By Capt. Candice Hebert, Psychologist, U.S. Army Public Health CommandNovember 1, 2013
"I have a deadline to meet; I am working long hours and feel overwhelmed. I
usually eat something sweet to cope with the stress."
"My wife and I are having problems in our marriage … I stay up late and eat--
usually pizza--it helps me cope with the anxious feelings."
"I've been feeling lonely lately, so I sit in front of the TV with potato chips or some other type of junk food to help with the sadness."
"When I am feeling depressed I am constantly hungry."
At one time or another, most of us have turned to food to cure our emotional troubles or make ourselves feel better. In essence, we are feeding our emotions. However, problems arise when eating becomes the only approach we use to manage emotions--especially if the foods we choose to eat are unhealthy or the amounts are excessive. If you are experiencing persistent depressed mood for more than two weeks, see a healthcare provider.
The connection between serotonin and food
What is the connection between food and mood? A neurotransmitter, a mood hormone, called serotonin. When serotonin levels are low, we feel sad and when elevated, we feel happy. Serotonin is known to be in many antidepressants such as Prozac and Zoloft. However, what most people don't know is that the majority of our serotonin cells are in our digestive systems, not our brains. Thus, diet plays a big role in our serotonin levels!
Carbohydrate-rich foods have a big effect on our serotonin levels. When we are sad or upset (low serotonin levels), we crave foods high in carbohydrate to feel better.

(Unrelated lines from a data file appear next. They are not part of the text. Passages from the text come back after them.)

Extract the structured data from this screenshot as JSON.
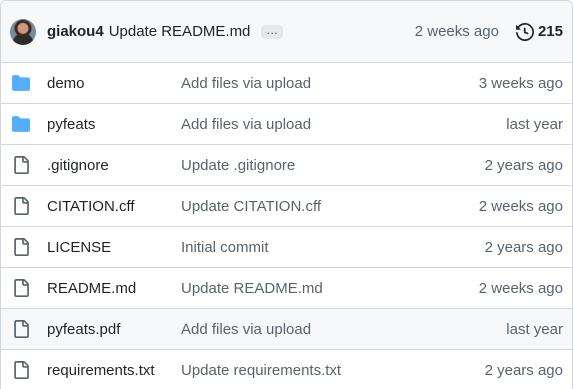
{
  "latest_commit": {
    "author": "giakou4",
    "message": "Update README.md",
    "ellipsis": "...",
    "time": "2 weeks ago",
    "history_count": "215"
  },
  "colors": {
    "folder": "#54aeff",
    "file_icon": "#59636e",
    "header_bg": "#f6f8fa",
    "border": "#d0d7de"
  },
  "files": [
    {
      "type": "folder",
      "icon": "folder-icon",
      "name": "demo",
      "message": "Add files via upload",
      "age": "3 weeks ago"
    },
    {
      "type": "folder",
      "icon": "folder-icon",
      "name": "pyfeats",
      "message": "Add files via upload",
      "age": "last year"
    },
    {
      "type": "file",
      "icon": "file-icon",
      "name": ".gitignore",
      "message": "Update .gitignore",
      "age": "2 years ago"
    },
    {
      "type": "file",
      "icon": "file-icon",
      "name": "CITATION.cff",
      "message": "Update CITATION.cff",
      "age": "2 weeks ago"
    },
    {
      "type": "file",
      "icon": "file-icon",
      "name": "LICENSE",
      "message": "Initial commit",
      "age": "2 years ago"
    },
    {
      "type": "file",
      "icon": "file-icon",
      "name": "README.md",
      "message": "Update README.md",
      "age": "2 weeks ago"
    },
    {
      "type": "file",
      "icon": "file-icon",
      "name": "pyfeats.pdf",
      "message": "Add files via upload",
      "age": "last year"
    },
    {
      "type": "file",
      "icon": "file-icon",
      "name": "requirements.txt",
      "message": "Update requirements.txt",
      "age": "2 years ago"
    }
  ]
}
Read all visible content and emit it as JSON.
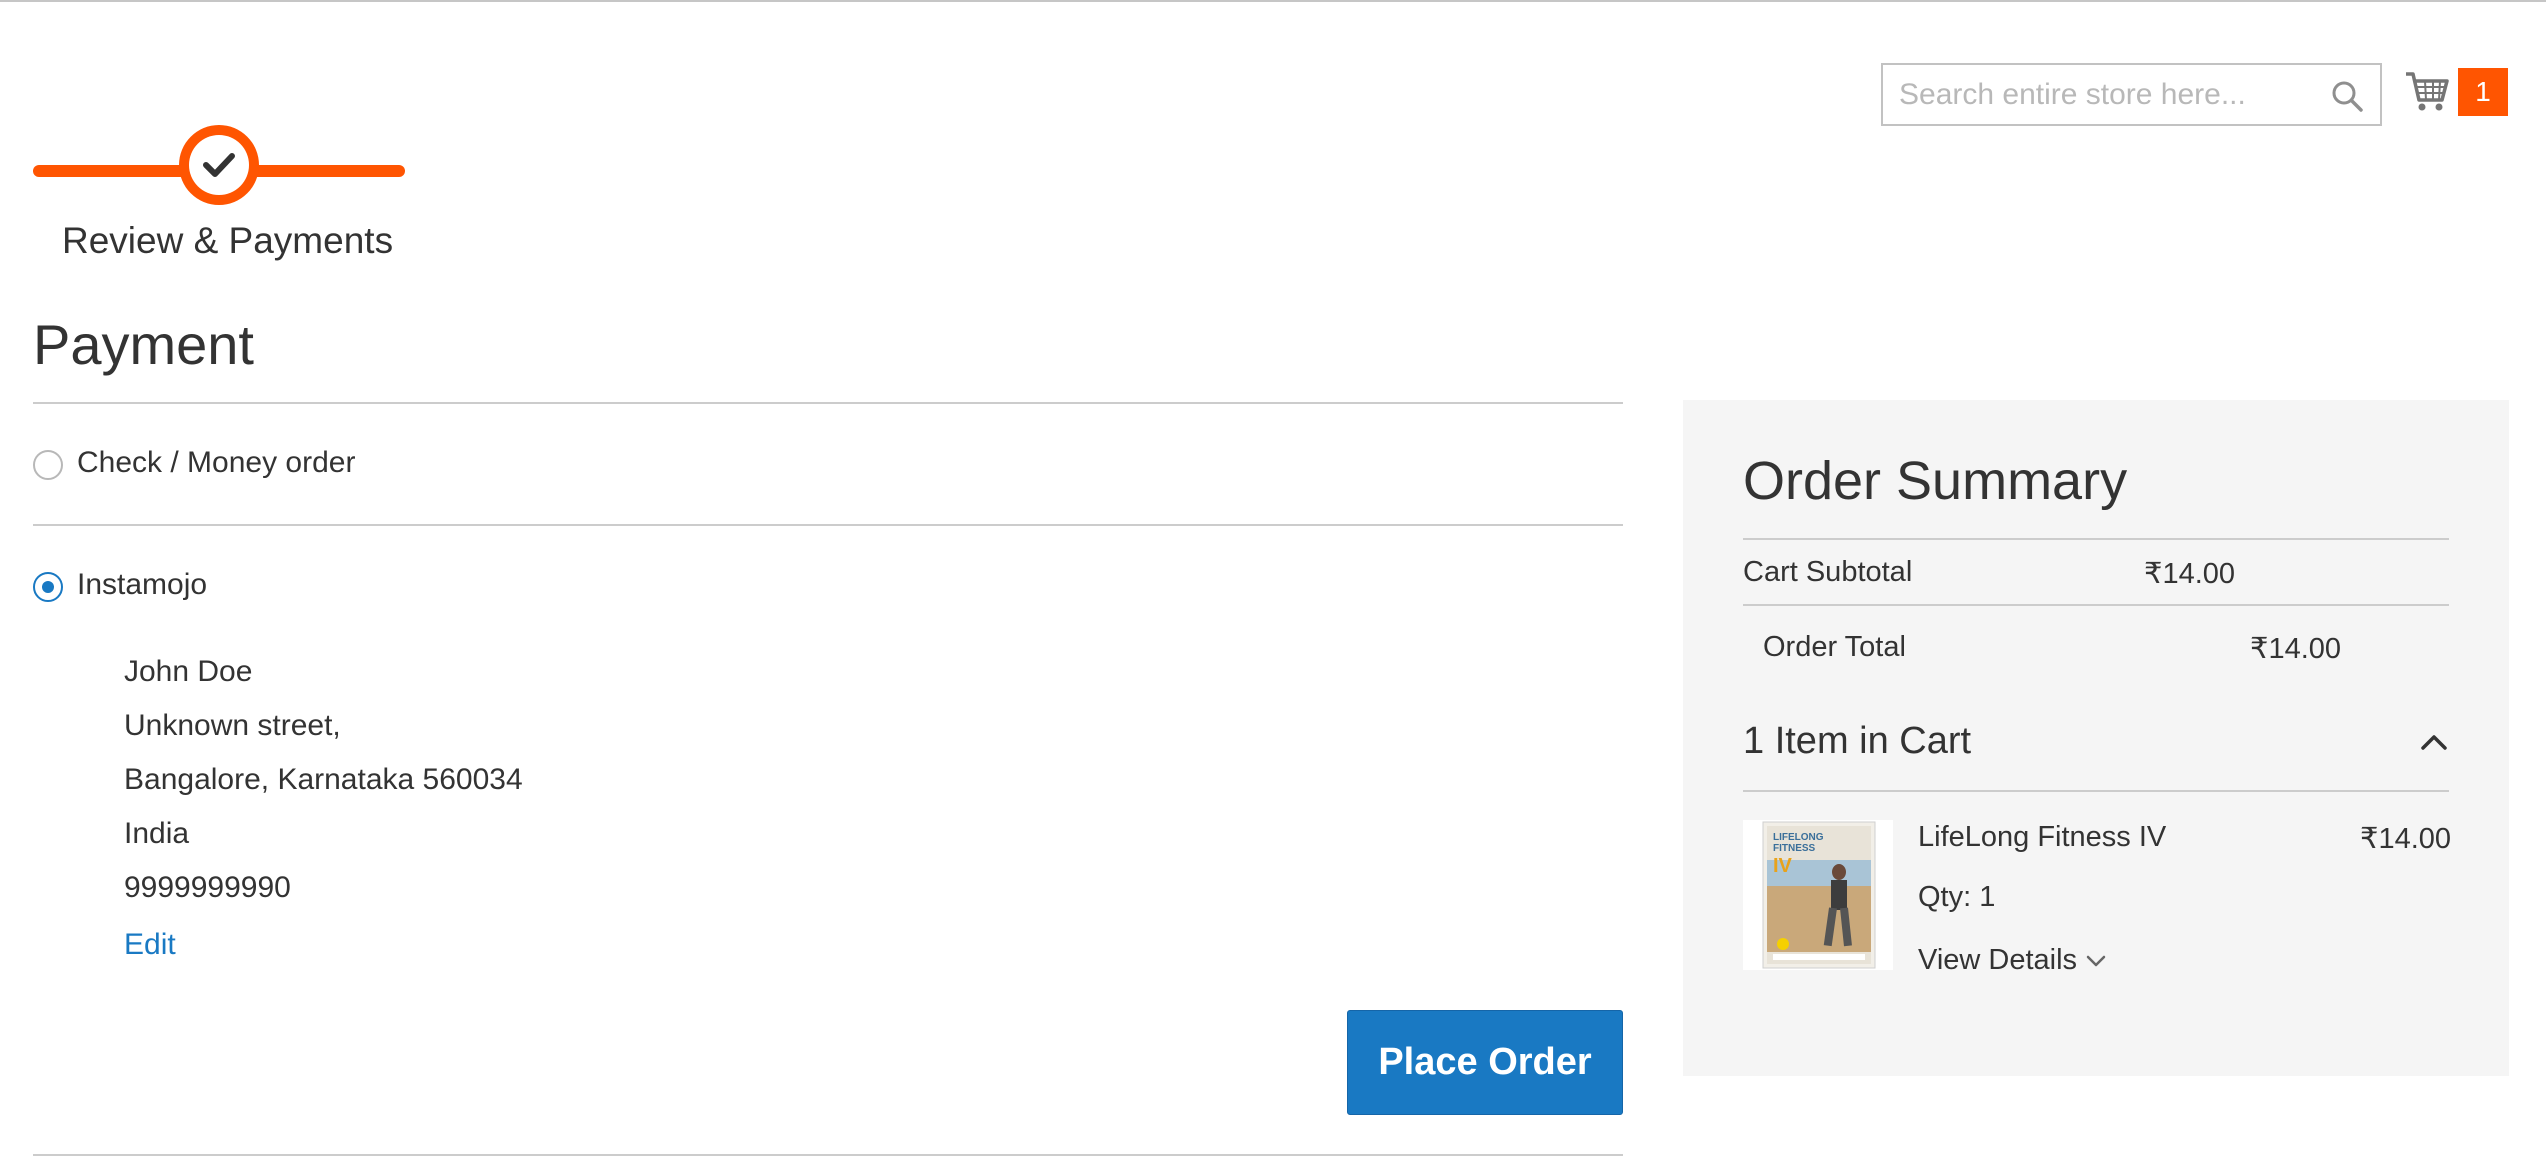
{
  "header": {
    "search_placeholder": "Search entire store here...",
    "search_icon": "search-icon",
    "cart_icon": "cart-icon",
    "cart_count": "1"
  },
  "progress": {
    "step_label": "Review & Payments",
    "step_icon": "checkmark-icon",
    "accent_color": "#ff5501"
  },
  "payment": {
    "title": "Payment",
    "methods": [
      {
        "label": "Check / Money order",
        "selected": false
      },
      {
        "label": "Instamojo",
        "selected": true
      }
    ],
    "address": {
      "name": "John Doe",
      "street": "Unknown street,",
      "city_line": "Bangalore, Karnataka 560034",
      "country": "India",
      "phone": "9999999990"
    },
    "edit_label": "Edit",
    "place_order_label": "Place Order",
    "button_color": "#1979c3"
  },
  "summary": {
    "title": "Order Summary",
    "subtotal_label": "Cart Subtotal",
    "subtotal_value": "₹14.00",
    "total_label": "Order Total",
    "total_value": "₹14.00",
    "items_title": "1 Item in Cart",
    "item": {
      "name": "LifeLong Fitness IV",
      "price": "₹14.00",
      "qty": "Qty: 1",
      "view_details": "View Details",
      "thumb_text": "LIFELONG FITNESS IV"
    }
  }
}
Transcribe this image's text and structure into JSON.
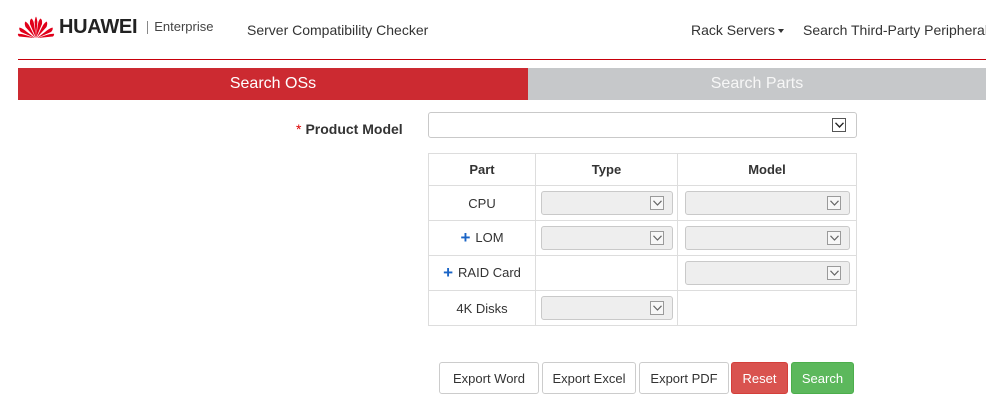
{
  "header": {
    "brand": "HUAWEI",
    "brand_sub": "Enterprise",
    "app_title": "Server Compatibility Checker",
    "nav": {
      "rack_servers": "Rack Servers",
      "third_party": "Search Third-Party Peripheral"
    },
    "accent_color": "#c7000b"
  },
  "tabs": {
    "search_os": "Search OSs",
    "search_parts": "Search Parts",
    "active": "search_os"
  },
  "form": {
    "product_model_required": "*",
    "product_model_label": "Product Model",
    "product_model_value": ""
  },
  "table": {
    "headers": {
      "part": "Part",
      "type": "Type",
      "model": "Model"
    },
    "rows": {
      "cpu": "CPU",
      "lom": "LOM",
      "raid": "RAID Card",
      "disks": "4K Disks"
    },
    "expand_symbol": "+"
  },
  "buttons": {
    "export_word": "Export Word",
    "export_excel": "Export Excel",
    "export_pdf": "Export PDF",
    "reset": "Reset",
    "search": "Search"
  },
  "colors": {
    "tab_active": "#cc2a31",
    "tab_inactive": "#c6c8ca",
    "reset": "#d9534f",
    "search": "#5cb85c",
    "plus": "#1a64c6"
  }
}
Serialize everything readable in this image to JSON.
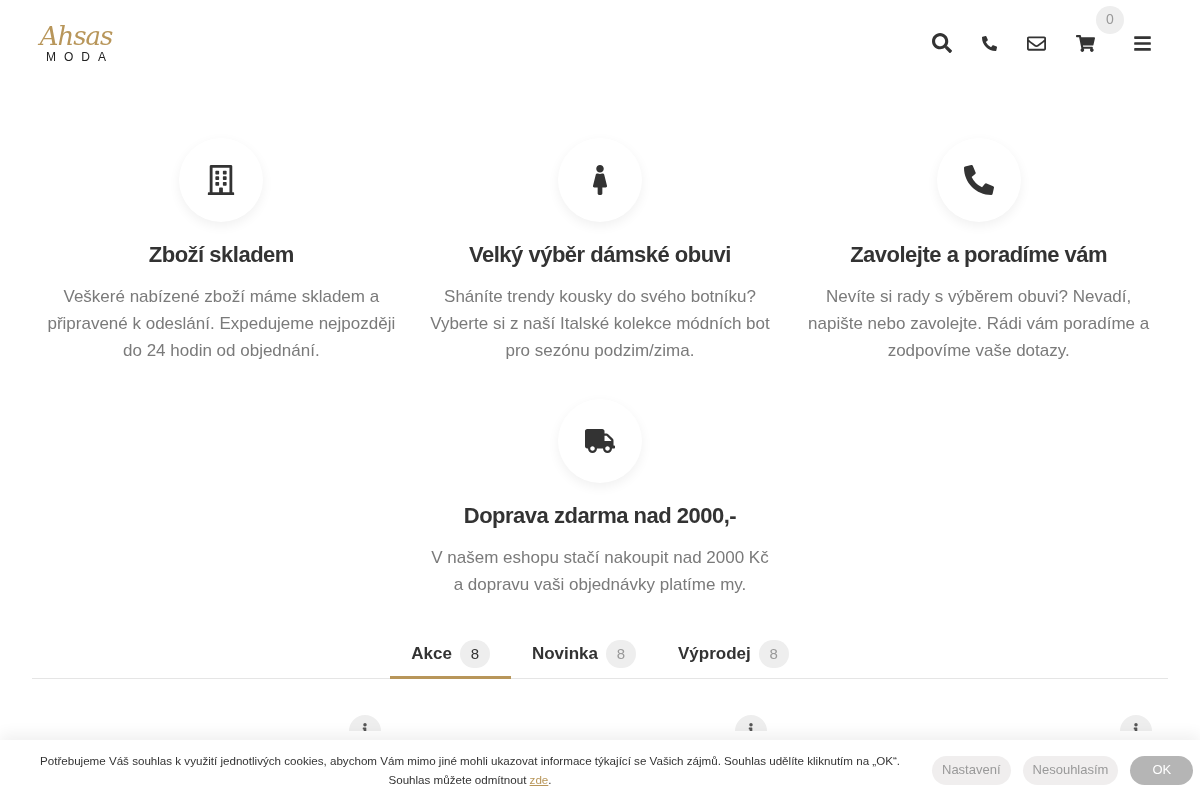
{
  "logo": {
    "script": "Ahsas",
    "word": "MODA"
  },
  "header": {
    "cart_count": "0"
  },
  "features": [
    {
      "title": "Zboží skladem",
      "text": "Veškeré nabízené zboží máme skladem a připravené k odeslání. Expedujeme nejpozději do 24 hodin od objednání."
    },
    {
      "title": "Velký výběr dámské obuvi",
      "text": "Sháníte trendy kousky do svého botníku? Vyberte si z naší Italské kolekce módních bot pro sezónu podzim/zima."
    },
    {
      "title": "Zavolejte a poradíme vám",
      "text": "Nevíte si rady s výběrem obuvi? Nevadí, napište nebo zavolejte. Rádi vám poradíme a zodpovíme vaše dotazy."
    },
    {
      "title": "Doprava zdarma nad 2000,-",
      "text": "V našem eshopu stačí nakoupit nad 2000 Kč a dopravu vaši objednávky platíme my."
    }
  ],
  "tabs": [
    {
      "label": "Akce",
      "count": "8",
      "selected": true
    },
    {
      "label": "Novinka",
      "count": "8",
      "selected": false
    },
    {
      "label": "Výprodej",
      "count": "8",
      "selected": false
    }
  ],
  "cookie_bar": {
    "text": "Potřebujeme Váš souhlas k využití jednotlivých cookies, abychom Vám mimo jiné mohli ukazovat informace týkající se Vašich zájmů. Souhlas udělíte kliknutím na „OK“.",
    "text2": "Souhlas můžete odmítnout",
    "link": "zde",
    "after_link": ".",
    "buttons": [
      "Nastavení",
      "Nesouhlasím",
      "OK"
    ]
  }
}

It makes sense then, why people who are feeling down eat more junk food. In addition, the connection between serotonin and food is noticeable in the depressive feelings experienced after several weeks of a high protein, low carbohydrate diet. The effect of dieting and low carbohydrate intake decreases our serotonin levels and causes us to feel down. This in turn may lead dieters to crave carbohydrate-rich foods to improve their mood, which usually results in overeating and contributes to Regaining weight.
The behavior connection
When you form the habit of feeding an emotion, you put off learning skills to manage your emotions. Here are some tips to help break the habit of feeding your emotions:
• Identify your triggers for emotional eating.
• Take notice of when you feel stressed, overwhelmed, lonely, sad or anxious.
• Instead of searching for something to eat, do an enjoyable non-food related activity. Go outside, take a walk, or talk to a friend, family member, or coworker.
• If you find that your emotional eating is out of control, enlist the help of a qualified professional such as a registered dietitian and/or a behavioral health specialist (such as a social worker, therapist or psychologist).
Keep in mind that it is OK to eat the foods you enjoy in moderation. If you find that you absolutely have to have a favorite food, like chocolate, take the time to enjoy it. Engage the food with all your senses--touch it, smell it, chew it slowly and savor the taste. You will find that you are more fulfilled with a small amount versus the whole package. In addition, develop the habit of reaching for healthy serotonin-boosting snacks such as nuts, fruits and vegetables.
Understanding what we eat, and how our mood relates to our behavior are important ways to help improve our mood. A well-balanced diet and engaging in healthy activities can keep us feeling great more often.